-- Opening Marker --

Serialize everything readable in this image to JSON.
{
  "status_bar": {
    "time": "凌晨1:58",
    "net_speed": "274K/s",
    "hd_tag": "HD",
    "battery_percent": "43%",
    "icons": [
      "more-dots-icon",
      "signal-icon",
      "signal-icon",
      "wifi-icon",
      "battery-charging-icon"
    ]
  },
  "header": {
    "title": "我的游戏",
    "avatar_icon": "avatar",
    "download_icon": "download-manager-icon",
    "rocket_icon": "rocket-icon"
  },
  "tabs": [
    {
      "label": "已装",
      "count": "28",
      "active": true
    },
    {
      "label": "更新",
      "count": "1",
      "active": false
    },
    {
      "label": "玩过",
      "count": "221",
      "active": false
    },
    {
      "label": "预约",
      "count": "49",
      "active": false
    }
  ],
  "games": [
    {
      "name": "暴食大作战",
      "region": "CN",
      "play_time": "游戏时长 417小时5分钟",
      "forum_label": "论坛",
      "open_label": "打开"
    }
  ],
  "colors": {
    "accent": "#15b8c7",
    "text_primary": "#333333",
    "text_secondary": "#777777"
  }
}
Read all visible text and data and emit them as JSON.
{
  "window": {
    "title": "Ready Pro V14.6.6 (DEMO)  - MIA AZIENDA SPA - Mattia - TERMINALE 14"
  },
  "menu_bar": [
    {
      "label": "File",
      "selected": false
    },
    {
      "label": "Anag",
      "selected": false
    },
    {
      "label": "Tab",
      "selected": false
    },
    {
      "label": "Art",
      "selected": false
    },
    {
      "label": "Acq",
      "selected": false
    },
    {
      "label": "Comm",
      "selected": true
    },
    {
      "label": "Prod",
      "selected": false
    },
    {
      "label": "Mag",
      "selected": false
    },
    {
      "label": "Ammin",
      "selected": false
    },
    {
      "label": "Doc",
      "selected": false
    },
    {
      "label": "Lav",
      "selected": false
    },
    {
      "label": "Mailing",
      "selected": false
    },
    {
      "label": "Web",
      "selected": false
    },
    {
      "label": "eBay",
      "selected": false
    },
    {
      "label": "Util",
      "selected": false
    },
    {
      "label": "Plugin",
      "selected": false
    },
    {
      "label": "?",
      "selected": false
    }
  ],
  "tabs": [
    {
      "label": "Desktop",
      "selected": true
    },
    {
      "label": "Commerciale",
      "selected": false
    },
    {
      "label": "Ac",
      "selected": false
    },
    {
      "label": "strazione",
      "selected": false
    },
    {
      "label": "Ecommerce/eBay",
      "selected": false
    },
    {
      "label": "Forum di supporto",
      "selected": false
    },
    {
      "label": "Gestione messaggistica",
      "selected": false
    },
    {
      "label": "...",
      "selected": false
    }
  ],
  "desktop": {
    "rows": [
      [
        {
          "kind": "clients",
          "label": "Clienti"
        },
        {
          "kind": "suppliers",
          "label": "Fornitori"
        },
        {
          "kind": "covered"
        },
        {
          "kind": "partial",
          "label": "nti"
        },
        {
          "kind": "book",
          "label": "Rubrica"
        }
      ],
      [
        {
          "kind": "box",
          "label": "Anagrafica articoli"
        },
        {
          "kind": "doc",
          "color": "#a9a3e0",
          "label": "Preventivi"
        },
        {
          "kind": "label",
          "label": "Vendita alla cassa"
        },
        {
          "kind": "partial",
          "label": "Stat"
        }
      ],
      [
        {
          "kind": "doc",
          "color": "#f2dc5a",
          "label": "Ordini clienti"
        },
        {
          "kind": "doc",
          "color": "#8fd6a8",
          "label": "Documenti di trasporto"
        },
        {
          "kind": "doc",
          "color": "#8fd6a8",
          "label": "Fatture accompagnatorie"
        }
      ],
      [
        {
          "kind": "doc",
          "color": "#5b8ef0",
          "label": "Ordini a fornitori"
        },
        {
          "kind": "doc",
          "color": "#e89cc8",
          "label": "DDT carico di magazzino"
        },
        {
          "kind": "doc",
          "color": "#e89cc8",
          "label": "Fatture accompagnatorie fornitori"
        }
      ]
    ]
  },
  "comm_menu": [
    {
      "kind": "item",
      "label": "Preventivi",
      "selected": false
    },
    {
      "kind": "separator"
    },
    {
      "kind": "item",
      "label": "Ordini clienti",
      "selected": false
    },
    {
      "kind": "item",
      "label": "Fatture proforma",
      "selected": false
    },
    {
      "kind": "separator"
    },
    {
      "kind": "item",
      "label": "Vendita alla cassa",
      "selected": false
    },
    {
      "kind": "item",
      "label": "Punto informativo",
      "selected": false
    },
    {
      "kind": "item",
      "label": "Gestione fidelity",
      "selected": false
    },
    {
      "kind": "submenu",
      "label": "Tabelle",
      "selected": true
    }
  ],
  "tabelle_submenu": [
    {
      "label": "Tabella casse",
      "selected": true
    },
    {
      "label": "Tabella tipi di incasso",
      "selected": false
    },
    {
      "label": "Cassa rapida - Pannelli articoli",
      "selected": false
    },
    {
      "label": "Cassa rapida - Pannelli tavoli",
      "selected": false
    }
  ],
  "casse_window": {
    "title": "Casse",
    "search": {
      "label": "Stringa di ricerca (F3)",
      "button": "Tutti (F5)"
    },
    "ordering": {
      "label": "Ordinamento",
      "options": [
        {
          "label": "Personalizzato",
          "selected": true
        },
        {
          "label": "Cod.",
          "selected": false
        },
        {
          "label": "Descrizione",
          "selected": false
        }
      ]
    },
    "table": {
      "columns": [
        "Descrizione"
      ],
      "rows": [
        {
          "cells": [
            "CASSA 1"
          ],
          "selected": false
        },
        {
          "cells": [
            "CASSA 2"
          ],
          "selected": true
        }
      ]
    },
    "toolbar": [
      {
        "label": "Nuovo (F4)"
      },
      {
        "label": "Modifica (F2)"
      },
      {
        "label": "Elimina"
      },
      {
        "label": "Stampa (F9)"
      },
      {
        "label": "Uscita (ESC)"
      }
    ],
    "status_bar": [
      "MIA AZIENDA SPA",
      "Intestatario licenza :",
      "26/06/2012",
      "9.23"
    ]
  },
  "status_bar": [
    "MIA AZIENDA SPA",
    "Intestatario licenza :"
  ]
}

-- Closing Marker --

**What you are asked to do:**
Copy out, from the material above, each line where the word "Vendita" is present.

**Reply to the exercise:**
          "label": "Vendita alla cassa"
      "label": "Vendita alla cassa",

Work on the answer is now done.